These phenomena occur in Winter on the Northern Hemisphere when little sunlight is reaching higher latitudes on the Northern Hemisphere and temperatures over land can get very low. Global overheating is causing deformation of the Jet Stream, at times resulting in very cold air descending from the Arctic to North America and Eurasia. At the same time, global warming has made oceans warmer and this keeps air temperatures over water relatively warm. This temperature difference strengthens the wind. Stronger wind and higher sea surface temperatures result in more evaporation, causing heat and water vapor to rise up strongly into the atmosphere, particularly from the North Atlantic Ocean and the Arctic Ocean.

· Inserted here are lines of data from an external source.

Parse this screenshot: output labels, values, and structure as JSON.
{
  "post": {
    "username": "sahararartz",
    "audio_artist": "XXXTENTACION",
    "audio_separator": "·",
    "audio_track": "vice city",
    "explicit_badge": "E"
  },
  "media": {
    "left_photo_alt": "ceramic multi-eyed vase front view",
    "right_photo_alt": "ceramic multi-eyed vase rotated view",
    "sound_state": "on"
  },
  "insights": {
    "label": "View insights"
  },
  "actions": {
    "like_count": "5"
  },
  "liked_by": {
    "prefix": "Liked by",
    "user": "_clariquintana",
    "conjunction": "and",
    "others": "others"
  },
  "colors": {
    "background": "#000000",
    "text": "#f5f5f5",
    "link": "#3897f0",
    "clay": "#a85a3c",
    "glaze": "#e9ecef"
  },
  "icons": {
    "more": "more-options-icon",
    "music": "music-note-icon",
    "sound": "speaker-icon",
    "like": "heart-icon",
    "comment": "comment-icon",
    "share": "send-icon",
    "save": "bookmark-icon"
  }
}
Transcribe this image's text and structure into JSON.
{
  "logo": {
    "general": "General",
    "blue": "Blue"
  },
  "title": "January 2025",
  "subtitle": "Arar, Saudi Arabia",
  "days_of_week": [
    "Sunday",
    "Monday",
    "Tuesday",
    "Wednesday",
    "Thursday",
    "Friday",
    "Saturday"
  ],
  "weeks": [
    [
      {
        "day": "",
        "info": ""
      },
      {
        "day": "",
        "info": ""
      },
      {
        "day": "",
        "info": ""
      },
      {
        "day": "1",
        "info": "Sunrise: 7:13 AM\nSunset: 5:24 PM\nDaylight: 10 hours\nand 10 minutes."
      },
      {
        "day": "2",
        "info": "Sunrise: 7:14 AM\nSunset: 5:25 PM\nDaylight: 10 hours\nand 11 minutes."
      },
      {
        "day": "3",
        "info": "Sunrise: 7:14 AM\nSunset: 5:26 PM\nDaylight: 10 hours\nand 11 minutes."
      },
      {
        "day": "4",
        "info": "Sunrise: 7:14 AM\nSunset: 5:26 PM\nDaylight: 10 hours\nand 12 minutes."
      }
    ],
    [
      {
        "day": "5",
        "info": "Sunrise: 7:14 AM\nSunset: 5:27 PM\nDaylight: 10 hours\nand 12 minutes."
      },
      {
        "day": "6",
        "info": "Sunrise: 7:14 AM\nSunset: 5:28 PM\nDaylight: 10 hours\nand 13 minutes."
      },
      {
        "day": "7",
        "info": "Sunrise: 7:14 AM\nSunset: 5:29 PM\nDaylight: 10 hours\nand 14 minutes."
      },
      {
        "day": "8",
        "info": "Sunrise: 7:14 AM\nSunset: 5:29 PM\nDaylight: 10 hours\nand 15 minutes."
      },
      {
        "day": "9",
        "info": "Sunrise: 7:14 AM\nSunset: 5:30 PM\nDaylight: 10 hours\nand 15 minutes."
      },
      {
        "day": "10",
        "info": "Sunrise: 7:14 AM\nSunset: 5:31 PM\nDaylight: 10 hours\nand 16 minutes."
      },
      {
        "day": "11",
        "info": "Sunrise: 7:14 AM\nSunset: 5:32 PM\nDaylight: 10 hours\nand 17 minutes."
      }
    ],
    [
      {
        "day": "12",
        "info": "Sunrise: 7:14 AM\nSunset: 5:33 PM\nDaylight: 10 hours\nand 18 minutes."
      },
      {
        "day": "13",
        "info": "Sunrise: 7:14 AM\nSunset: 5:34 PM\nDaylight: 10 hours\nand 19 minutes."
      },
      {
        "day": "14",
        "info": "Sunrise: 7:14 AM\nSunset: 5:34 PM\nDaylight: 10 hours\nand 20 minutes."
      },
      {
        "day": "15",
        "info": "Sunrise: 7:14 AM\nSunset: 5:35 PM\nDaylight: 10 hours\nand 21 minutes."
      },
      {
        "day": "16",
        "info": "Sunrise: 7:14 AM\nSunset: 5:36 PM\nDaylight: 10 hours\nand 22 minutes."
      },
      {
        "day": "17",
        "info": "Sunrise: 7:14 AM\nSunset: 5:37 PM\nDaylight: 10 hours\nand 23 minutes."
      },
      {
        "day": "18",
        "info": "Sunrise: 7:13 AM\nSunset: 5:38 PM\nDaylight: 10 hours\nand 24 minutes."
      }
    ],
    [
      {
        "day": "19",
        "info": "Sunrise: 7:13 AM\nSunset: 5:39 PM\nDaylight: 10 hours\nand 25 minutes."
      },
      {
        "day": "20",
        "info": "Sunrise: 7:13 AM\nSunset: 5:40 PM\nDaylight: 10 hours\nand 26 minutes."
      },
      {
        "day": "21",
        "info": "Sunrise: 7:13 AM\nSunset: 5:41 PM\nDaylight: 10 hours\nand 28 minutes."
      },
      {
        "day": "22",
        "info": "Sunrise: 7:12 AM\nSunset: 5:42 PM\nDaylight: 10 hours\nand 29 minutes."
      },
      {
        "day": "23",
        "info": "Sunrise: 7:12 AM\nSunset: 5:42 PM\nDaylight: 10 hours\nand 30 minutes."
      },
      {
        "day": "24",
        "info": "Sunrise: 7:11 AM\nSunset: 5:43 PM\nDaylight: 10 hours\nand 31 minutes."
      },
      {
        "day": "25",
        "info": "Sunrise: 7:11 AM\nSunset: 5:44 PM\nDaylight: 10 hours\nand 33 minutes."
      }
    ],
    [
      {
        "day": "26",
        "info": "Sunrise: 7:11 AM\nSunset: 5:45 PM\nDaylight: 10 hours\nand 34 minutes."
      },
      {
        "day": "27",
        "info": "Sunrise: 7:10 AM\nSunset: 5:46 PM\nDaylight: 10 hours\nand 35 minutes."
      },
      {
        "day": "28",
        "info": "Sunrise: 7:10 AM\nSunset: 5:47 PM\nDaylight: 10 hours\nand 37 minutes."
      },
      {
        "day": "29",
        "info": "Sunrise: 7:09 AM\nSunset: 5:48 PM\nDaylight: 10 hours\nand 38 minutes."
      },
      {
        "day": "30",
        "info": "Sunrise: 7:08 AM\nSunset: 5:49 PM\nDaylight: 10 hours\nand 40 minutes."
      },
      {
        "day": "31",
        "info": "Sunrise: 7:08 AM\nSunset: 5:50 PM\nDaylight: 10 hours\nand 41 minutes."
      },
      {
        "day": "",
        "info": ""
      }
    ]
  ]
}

[ Relative humidity at 10 hPa, Dec. 24, 2016 ]
As said, this can lead to a number of phenomena including moistening of the stratosphere and Sudden Stratospheric Warming, while a cold snap at surface level can follow the rise of heat and water vapor to higher altitudes.

Relative humidity as high as 100% is visible in the stratosphere at 10 hPa on the December 24, 2016, image on the right (green circle).

The image below shows that, on February 1, 2023 11:00 UTC, the temperature in the stratosphere at 10 hPa was as high as 14.6°C or 58.2°F (at the green circle).

As illustrated by the image below, the 1-day area weighted 2 m temperature anomaly over the Arctic was 3.46°C on February 1, 2023.

The 2023 Sudden Stratospheric Warming event was preceded by moistening of the Stratosphere over the North Atlantic and the Arctic starting in November 2022. The image below shows relative humidity as high as 34% in the Stratosphere at 10 hPa on November 29, 2022 02:00 UTC. 

Submarine volcano eruptions

Finally, extra water vapor can enter the Stratosphere as a result of submarine volcano eruptions. The Tonga eruption in January 2022 sent a huge plume up into the Stratosphere. Because it was a submarine volcano eruption, a huge amount of water vapor entered the Stratosphere, as discussed in this facebook post and the comments underneath.

As temperatures keep rise, Earth looks set to move into a moist-greenhouse state

As temperatures keep rising, runaway heating may well turn Earth into a lifeless planet. This danger was discussed in a 2013 post, warning that Earth could move into a moist-greenhouse state and without anything stopping the temperature rise, this will continue to eventually destroy the ozone layer and the ice caps, while the oceans would be evaporating into the atmosphere's upper stratosphere and eventually disappear into space, as this 2019 post warns. 

In the 2013 analysis Trajectories of the Earth System in the Anthropocene, Will Steffen et al. warn that self-reinforcing feedbacks could push the Earth System toward a planetary threshold that, if crossed, could prevent stabilization of the climate at intermediate temperature rises and cause continued warming on a “Hothouse Earth” pathway even as human emissions are reduced.